Dick Blau’s photos are not just a set of pictures, but more or less a living, organic part of the plastic picture of the Romani life and music in Greek Macedonia. It is thanks to these photographs that we can get a better feeling for as unique world that can never be presented by words only. Some of the illustrations are reproductions of photos from private collections of some of the musicians—the guides of the authors in the amazing atmosphere of Iraklia. According to Blau these do not just bear a personal meaning but are also a documentation of the achievements of a society—that of the Roma of Jumaya (Iraklia). The past of the mahala—family pictures, weddings, working days in the field, vacations and mostly of playing and dancing—is included in the picture of Romani Iraklia, seen through the photographic eye of Dick Blau. As a true anthropologist, Dick Blau is not interested only in making a pictorial documentation of portraits of the instrument and the player in action of performance.

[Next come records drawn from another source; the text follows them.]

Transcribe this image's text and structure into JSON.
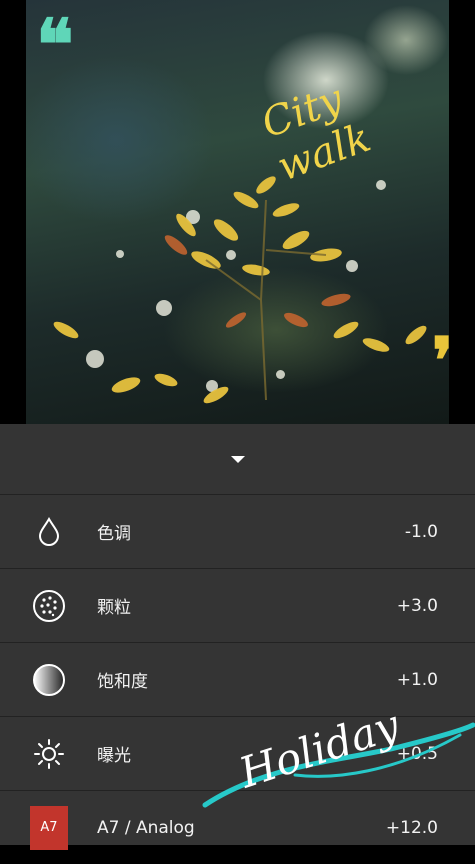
{
  "photo": {
    "sticker_text": "City walk",
    "quote_left": "❝",
    "quote_right": "❞"
  },
  "overlay": {
    "signature_text": "Holiday",
    "accent_color": "#27c9c9"
  },
  "panel": {
    "collapse_icon": "chevron-down-icon",
    "rows": [
      {
        "icon": "drop-icon",
        "label": "色调",
        "value": "-1.0"
      },
      {
        "icon": "grain-icon",
        "label": "颗粒",
        "value": "+3.0"
      },
      {
        "icon": "saturation-icon",
        "label": "饱和度",
        "value": "+1.0"
      },
      {
        "icon": "exposure-icon",
        "label": "曝光",
        "value": "+0.5"
      },
      {
        "icon": "preset-badge",
        "badge": "A7",
        "label": "A7 / Analog",
        "value": "+12.0"
      }
    ]
  },
  "colors": {
    "panel_bg": "#343434",
    "preset_red": "#c2352c",
    "quote_teal": "#5fd6b8",
    "quote_yellow": "#e9c53a"
  }
}
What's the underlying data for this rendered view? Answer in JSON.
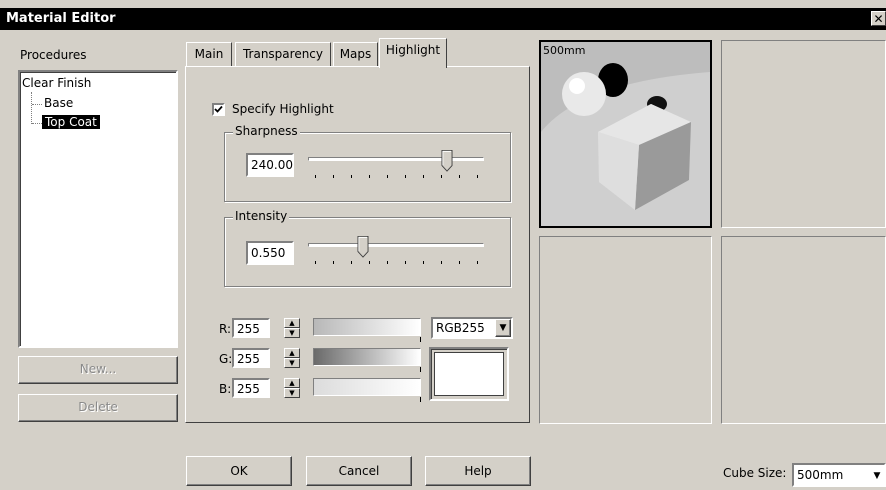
{
  "window": {
    "title": "Material Editor",
    "close_glyph": "✕"
  },
  "procedures": {
    "label": "Procedures",
    "tree": [
      {
        "label": "Clear Finish",
        "level": 0,
        "selected": false
      },
      {
        "label": "Base",
        "level": 1,
        "selected": false
      },
      {
        "label": "Top Coat",
        "level": 1,
        "selected": true
      }
    ],
    "new_label": "New...",
    "delete_label": "Delete"
  },
  "tabs": [
    {
      "label": "Main",
      "active": false
    },
    {
      "label": "Transparency",
      "active": false
    },
    {
      "label": "Maps",
      "active": false
    },
    {
      "label": "Highlight",
      "active": true
    }
  ],
  "highlight": {
    "specify_label": "Specify Highlight",
    "specify_checked": true,
    "sharpness": {
      "label": "Sharpness",
      "value": "240.00",
      "fraction": 0.79
    },
    "intensity": {
      "label": "Intensity",
      "value": "0.550",
      "fraction": 0.31
    },
    "color": {
      "r_label": "R:",
      "r_value": "255",
      "g_label": "G:",
      "g_value": "255",
      "b_label": "B:",
      "b_value": "255",
      "mode": "RGB255",
      "swatch": "#ffffff"
    }
  },
  "preview": {
    "size_label": "500mm"
  },
  "footer": {
    "ok_label": "OK",
    "cancel_label": "Cancel",
    "help_label": "Help",
    "cube_size_label": "Cube Size:",
    "cube_size_value": "500mm"
  }
}
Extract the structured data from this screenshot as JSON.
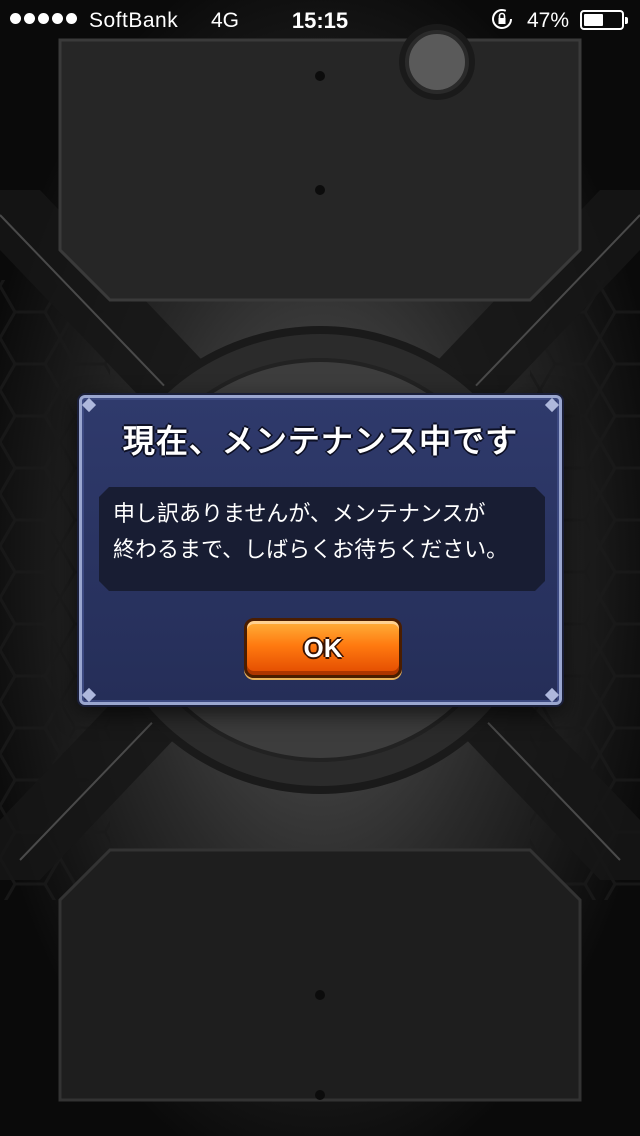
{
  "status_bar": {
    "carrier": "SoftBank",
    "network": "4G",
    "time": "15:15",
    "battery_percent": "47%",
    "icons": [
      "signal-dots-icon",
      "orientation-lock-icon",
      "battery-icon"
    ]
  },
  "dialog": {
    "title": "現在、メンテナンス中です",
    "message_line1": "申し訳ありませんが、メンテナンスが",
    "message_line2": "終わるまで、しばらくお待ちください。",
    "ok_label": "OK"
  },
  "colors": {
    "dialog_bg": "#2b3566",
    "dialog_border": "#9aa6cf",
    "button_orange": "#ff7a10",
    "background": "#1a1a1a"
  }
}
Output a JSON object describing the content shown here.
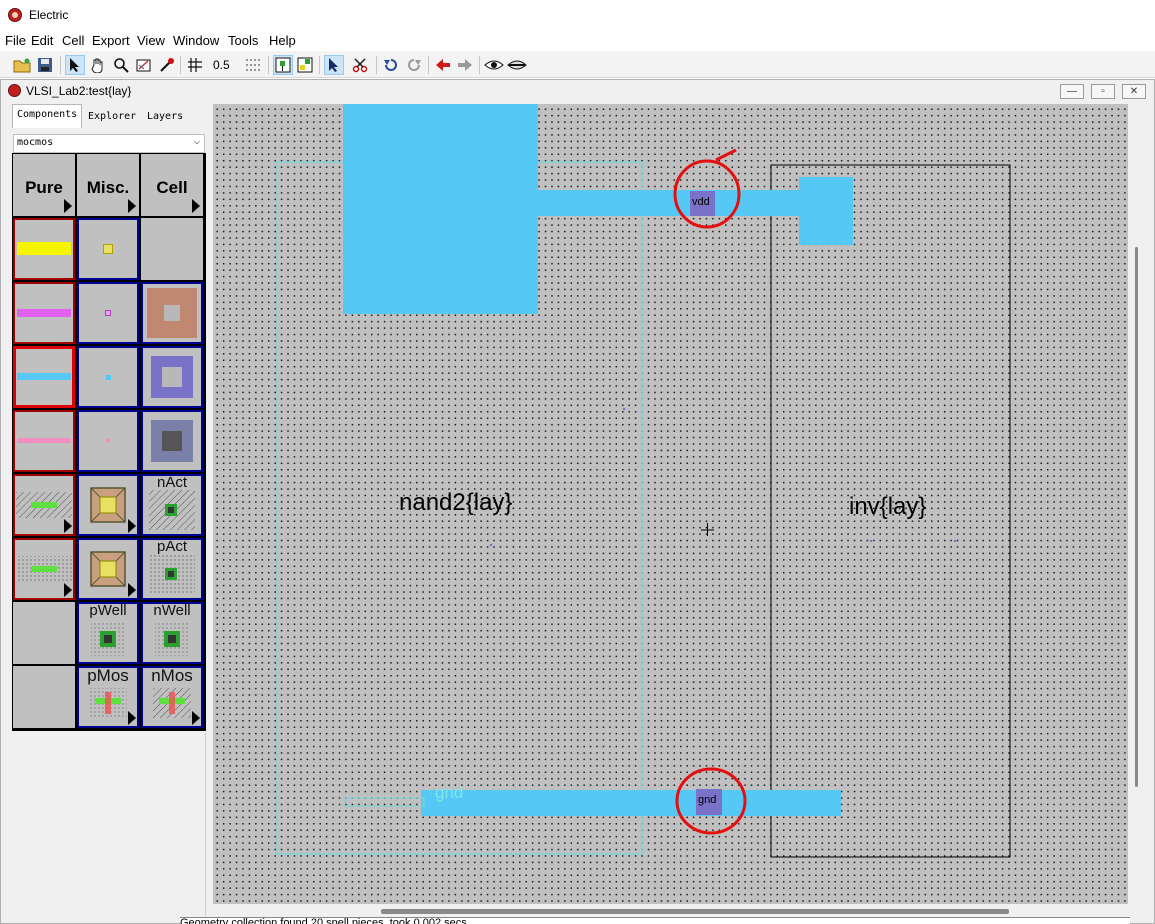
{
  "app": {
    "title": "Electric"
  },
  "menu": [
    "File",
    "Edit",
    "Cell",
    "Export",
    "View",
    "Window",
    "Tools",
    "Help"
  ],
  "toolbar": {
    "grid_value": "0.5"
  },
  "document": {
    "title": "VLSI_Lab2:test{lay}",
    "minimize": "—",
    "restore": "▫",
    "close": "✕"
  },
  "side_panel": {
    "tabs": [
      "Components",
      "Explorer",
      "Layers"
    ],
    "technology": "mocmos",
    "headers": [
      "Pure",
      "Misc.",
      "Cell"
    ],
    "cell_labels": {
      "nact": "nAct",
      "pact": "pAct",
      "pwell": "pWell",
      "nwell": "nWell",
      "pmos": "pMos",
      "nmos": "nMos"
    }
  },
  "canvas": {
    "instance_nand": "nand2{lay}",
    "instance_inv": "inv{lay}",
    "export_vdd": "vdd",
    "export_gnd": "gnd",
    "wire_label_gnd": "gnd"
  },
  "status": {
    "text": "Geometry collection found 20 spell pieces, took 0.002 secs"
  },
  "colors": {
    "metal1": "#55c8f5",
    "contact": "#7a72c8",
    "annotation": "#e41010",
    "cell_outline_nand": "#7fd4d4"
  }
}
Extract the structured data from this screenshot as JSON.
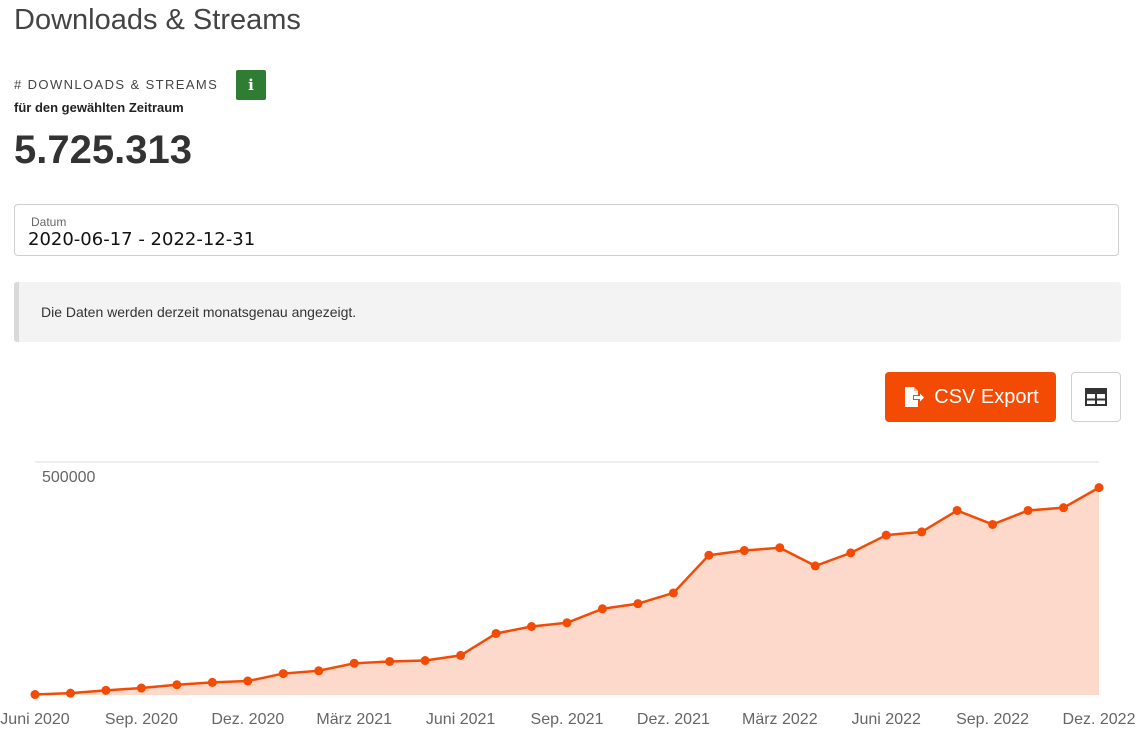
{
  "page": {
    "title": "Downloads & Streams"
  },
  "kpi": {
    "label": "# DOWNLOADS & STREAMS",
    "sublabel": "für den gewählten Zeitraum",
    "value": "5.725.313"
  },
  "date_filter": {
    "label": "Datum",
    "value": "2020-06-17 - 2022-12-31"
  },
  "notice": {
    "text": "Die Daten werden derzeit monatsgenau angezeigt."
  },
  "toolbar": {
    "csv_label": "CSV Export",
    "info_icon": "info-icon",
    "table_icon": "table-icon"
  },
  "colors": {
    "accent": "#f44b04",
    "area_fill": "#fdd9cc",
    "info_green": "#2e7d32"
  },
  "chart_data": {
    "type": "area",
    "x_tick_labels": [
      "Juni 2020",
      "Sep. 2020",
      "Dez. 2020",
      "März 2021",
      "Juni 2021",
      "Sep. 2021",
      "Dez. 2021",
      "März 2022",
      "Juni 2022",
      "Sep. 2022",
      "Dez. 2022"
    ],
    "y_tick_labels": [
      "500000"
    ],
    "y_ticks": [
      500000
    ],
    "ylim": [
      0,
      500000
    ],
    "series": [
      {
        "x": [
          "2020-06",
          "2020-07",
          "2020-08",
          "2020-09",
          "2020-10",
          "2020-11",
          "2020-12",
          "2021-01",
          "2021-02",
          "2021-03",
          "2021-04",
          "2021-05",
          "2021-06",
          "2021-07",
          "2021-08",
          "2021-09",
          "2021-10",
          "2021-11",
          "2021-12",
          "2022-01",
          "2022-02",
          "2022-03",
          "2022-04",
          "2022-05",
          "2022-06",
          "2022-07",
          "2022-08",
          "2022-09",
          "2022-10",
          "2022-11",
          "2022-12"
        ],
        "values": [
          1000,
          4000,
          10000,
          15000,
          22000,
          27000,
          30000,
          46000,
          52000,
          68000,
          72000,
          74000,
          85000,
          132000,
          147000,
          155000,
          185000,
          196000,
          219000,
          300000,
          310000,
          316000,
          277000,
          305000,
          343000,
          350000,
          396000,
          366000,
          396000,
          402000,
          445000
        ]
      }
    ],
    "grid": true,
    "legend": "none"
  }
}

In his photos we can feel the spirit of Iraklia, captured in the images of the marketplace, the yards and houses and musicians, the fields and road.Romani Studies
Yeri with camera, 2006
Carnival as a ritual event, as a rite de passage, and as a source for musical creativity has been the topic of a wide range of publications inside and outside of ethno musicology—but none has ever reached the surprising experimental character of the multimedia publication, Skyros Carnival. It is highly exciting to see the complementary interplay between the four dimensions of sound, text, photography, and video in this publication. The photography by Dick Blau takes a highlighted role in this interplay, as it is employed not as a mere illustration, but as an aesthetic foundation for the issues dealt with in the text…a groundbreaking example for a new way of writing sensual ethnography in the twenty-first century.Eckehard Pistrick, 2013 Yearbook for Traditional Music
Polish hop, 2013
Polka—the style of dance music that originated in central Europe—has a best friend in Wisconsin, which adopted it as the official state dance. Throw in some mugs of beer, squeeze boxes, and the ‘Beer Barrel Polka,’ and it’s all eye-rolling kitsch. Filmmaker/photographer Dick Blau went beyond the stereotypes to nab the joie de vivre in ‘Polka Heartland,’ an exhibit of 30 incandescent photos that ran in early 2015 at the Museum of Wisconsin Art.Ann Christenson, Milwaukee Magazine
IPA festival, 1988
Polka Happiness is an inspiring account, with strikingly eloquent photographs. it is based on material collected over twenty years of visiting dances, fan club meetings, national and regional conventions, interviewing musicians, promoters, disc jockeys, fans, and generally gathering information on’ Polonias’, the Polish areas of big cities. This is research con amore.
The book’s appeal extends beyond the academic; polka people will also read this with pleasure. It is printed in the Visual Studies Series, and with its brilliant photographs, it could almost stand as an art photography book.Popular Music
IPA festival, 1988
My conscious goal as a photographer, overriding concerns of image clarity and density, was always to try to capture the intimacy and spontaneity of everyday working-class sociability, and I was deeply influence by the “snapshot aesthetic”of my subjects’ own approach to photography, and in particular by the work of documentary photographer Dick Blau.Aaron Rogers